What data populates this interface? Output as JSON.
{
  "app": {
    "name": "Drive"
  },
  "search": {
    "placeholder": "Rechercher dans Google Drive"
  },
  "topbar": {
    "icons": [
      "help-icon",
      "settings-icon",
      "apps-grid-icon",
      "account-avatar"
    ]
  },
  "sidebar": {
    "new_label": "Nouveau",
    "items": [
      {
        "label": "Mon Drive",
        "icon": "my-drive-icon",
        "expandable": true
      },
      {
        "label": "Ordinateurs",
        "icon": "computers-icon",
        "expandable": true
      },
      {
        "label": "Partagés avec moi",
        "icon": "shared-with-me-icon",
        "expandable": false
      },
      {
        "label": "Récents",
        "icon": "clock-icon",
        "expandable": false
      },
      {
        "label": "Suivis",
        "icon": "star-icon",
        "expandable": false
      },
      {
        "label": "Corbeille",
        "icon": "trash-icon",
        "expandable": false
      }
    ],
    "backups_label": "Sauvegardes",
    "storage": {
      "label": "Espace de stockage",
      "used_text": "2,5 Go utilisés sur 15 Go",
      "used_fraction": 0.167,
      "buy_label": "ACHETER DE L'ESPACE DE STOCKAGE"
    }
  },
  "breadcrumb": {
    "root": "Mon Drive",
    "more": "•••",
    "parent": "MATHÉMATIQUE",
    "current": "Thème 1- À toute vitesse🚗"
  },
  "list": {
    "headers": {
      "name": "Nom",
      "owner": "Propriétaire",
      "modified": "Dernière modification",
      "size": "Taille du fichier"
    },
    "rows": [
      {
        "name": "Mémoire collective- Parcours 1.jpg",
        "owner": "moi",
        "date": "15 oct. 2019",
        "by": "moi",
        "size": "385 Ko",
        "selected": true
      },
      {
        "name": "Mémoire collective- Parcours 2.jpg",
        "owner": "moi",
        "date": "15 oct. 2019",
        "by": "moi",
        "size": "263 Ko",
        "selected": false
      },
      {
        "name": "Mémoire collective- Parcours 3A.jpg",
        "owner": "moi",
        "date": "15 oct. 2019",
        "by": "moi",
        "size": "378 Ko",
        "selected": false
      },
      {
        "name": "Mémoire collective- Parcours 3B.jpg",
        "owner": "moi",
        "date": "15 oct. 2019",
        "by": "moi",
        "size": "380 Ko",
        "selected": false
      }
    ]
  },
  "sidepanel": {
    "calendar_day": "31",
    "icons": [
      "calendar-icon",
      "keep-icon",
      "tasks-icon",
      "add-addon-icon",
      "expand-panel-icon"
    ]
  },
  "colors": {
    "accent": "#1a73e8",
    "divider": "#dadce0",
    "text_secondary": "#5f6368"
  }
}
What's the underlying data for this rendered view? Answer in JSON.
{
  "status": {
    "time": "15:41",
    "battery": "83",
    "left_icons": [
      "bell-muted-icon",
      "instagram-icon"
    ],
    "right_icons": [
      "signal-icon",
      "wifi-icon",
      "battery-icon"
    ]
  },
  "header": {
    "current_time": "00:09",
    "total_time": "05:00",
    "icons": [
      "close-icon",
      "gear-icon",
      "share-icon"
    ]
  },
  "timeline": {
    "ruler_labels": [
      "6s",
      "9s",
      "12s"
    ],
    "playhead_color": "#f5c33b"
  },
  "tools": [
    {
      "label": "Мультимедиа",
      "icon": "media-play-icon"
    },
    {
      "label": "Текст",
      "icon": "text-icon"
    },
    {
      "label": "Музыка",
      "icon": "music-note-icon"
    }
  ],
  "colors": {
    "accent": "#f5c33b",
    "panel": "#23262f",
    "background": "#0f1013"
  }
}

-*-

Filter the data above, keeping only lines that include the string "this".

Exercise answer.
What data populates this interface? Output as JSON.
What's the underlying data for this rendered view? Answer in JSON.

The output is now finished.